Little Big Hit?
You can shoot 'em up on any console, but a DIY world is hard to find
The hearts of PlayStation 3 fans are beating a little faster right now, with the release of Konami’s Metal Gear Solid 4: Guns of the Patriots exclusively for Sony’s system. This is more than the final chapter in a fan -favorite series, though. — It’s probably the last blockbuster title—other than Sony’s own creations– we’ll see released by a third-party publisher exclusively for PS3.
Now it’s up to Sony’s in-house development group to start cranking out the gotta-have-it hits, and soon — their sleek black console may be the best Blu-ray player you can buy, but that’s not enough reason to drop $400 on one. At a recent pre-E3 press event, I got a peek at what’s in the Sony pipeline for the rest of the year and found two titles with potential console-selling sizzle.
First, due props to the runner-up in buzz-worthiness, SOCOM: US Navy SEALS Confrontation, due in September. The new game ramps up the fan-favorite military combat franchise with up to 32 players battling in a single match and highly detailed environments that blow up real good. For gritty realistic combat on a grand scale, SOCOM rocks hard.

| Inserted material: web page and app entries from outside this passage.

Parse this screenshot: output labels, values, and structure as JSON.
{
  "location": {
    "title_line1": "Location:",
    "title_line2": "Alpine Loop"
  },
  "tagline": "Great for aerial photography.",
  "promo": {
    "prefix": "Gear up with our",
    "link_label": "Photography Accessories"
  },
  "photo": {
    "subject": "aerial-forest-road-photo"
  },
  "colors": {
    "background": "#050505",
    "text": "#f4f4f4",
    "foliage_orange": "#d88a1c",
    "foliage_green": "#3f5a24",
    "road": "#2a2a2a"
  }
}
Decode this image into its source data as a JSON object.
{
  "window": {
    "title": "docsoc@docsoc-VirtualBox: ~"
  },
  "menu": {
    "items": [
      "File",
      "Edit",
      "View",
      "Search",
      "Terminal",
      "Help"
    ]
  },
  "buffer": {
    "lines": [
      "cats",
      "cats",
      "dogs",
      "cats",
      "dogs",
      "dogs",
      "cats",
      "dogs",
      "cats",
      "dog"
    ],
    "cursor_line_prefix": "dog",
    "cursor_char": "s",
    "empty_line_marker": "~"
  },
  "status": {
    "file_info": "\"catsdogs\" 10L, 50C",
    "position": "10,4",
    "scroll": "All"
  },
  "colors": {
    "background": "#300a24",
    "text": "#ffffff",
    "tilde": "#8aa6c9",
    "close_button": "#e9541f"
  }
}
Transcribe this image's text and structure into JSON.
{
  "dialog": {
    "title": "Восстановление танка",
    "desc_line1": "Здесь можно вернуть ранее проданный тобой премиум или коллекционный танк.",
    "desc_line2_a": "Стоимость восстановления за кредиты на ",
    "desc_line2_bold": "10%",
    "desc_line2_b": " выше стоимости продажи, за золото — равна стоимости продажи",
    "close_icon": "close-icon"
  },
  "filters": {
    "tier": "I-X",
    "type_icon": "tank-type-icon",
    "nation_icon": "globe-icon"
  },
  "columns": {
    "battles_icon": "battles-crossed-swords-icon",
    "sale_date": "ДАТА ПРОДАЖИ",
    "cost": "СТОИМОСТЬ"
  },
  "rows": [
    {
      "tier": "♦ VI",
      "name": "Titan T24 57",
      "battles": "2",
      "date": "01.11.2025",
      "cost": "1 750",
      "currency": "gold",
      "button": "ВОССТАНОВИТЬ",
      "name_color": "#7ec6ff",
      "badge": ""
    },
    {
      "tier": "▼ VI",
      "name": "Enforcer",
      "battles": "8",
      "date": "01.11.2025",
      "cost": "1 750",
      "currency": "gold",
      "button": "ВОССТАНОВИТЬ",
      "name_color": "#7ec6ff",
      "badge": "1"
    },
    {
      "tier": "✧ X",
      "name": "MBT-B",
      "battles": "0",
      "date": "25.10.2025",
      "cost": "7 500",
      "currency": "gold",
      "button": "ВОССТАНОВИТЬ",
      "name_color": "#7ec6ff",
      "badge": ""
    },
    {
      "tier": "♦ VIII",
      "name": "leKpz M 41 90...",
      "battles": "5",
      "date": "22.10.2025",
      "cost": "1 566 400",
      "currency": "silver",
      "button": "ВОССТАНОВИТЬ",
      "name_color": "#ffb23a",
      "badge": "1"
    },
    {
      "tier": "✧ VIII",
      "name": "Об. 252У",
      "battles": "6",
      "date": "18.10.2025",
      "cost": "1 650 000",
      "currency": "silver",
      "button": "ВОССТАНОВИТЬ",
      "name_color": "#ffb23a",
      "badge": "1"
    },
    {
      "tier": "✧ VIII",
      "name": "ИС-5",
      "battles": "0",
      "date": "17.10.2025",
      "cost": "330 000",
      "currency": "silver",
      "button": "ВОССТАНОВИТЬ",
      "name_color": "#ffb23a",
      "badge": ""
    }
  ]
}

But I can jump into a firefight on any console. What I can’t get on other boxes is LittleBigPlanet, the extraordinary combination game / game construction set crafted by British developer Media Molecule. You play as irresistibly animated, highly customizable little characters called sackboys, who look like handmade dolls. They live in a side-scrolling two-dimensional world with near-photographic backgrounds, and physics that work exactly right.
All the objects look and behave like real-world materials. Balls bounce and roll when you push them, teeter-totters teeter and totter, ice breaks if you smash at it hard enough. Your sackboy’s powers are limited to running, jumping a little and pushing and pulling at things, but he (or she) can combine moving parts to create anything from simple ramps and steps to extraordinarily elaborate vehicles (the developers showed off a great-looking cartoon tank) and Rube Goldberg mechanisms to achieve your goals. What’s more, you have exactly the same building tools that the pro designers used to create the pre-packaged levels at your disposal, and they’re blissfully easy to use. Whatever levels the worldwide LittleBigPlanet community creates can be posted to the PlayStation Network for free download — there will be a user rating system and a Favorite Levels section so you can cherry-pick the best and brightest from the deluge of dross.
Writing about this game is a lot like trying to describe a kiss — you really have to be there. So take a side-trip over to YouTube and search for LittleBigPlanet (or Little Big Planet — it’s officially all one word, but that’s frequently forgotten). If you can watch the gameplay demos without smiling, I have the unfortunate task of informing you that you have no soul. For the rest of us, even if you’ve never felt the need to buy a PS3, you just may pony up for a LittleBigPlanet machine when the game ships in October.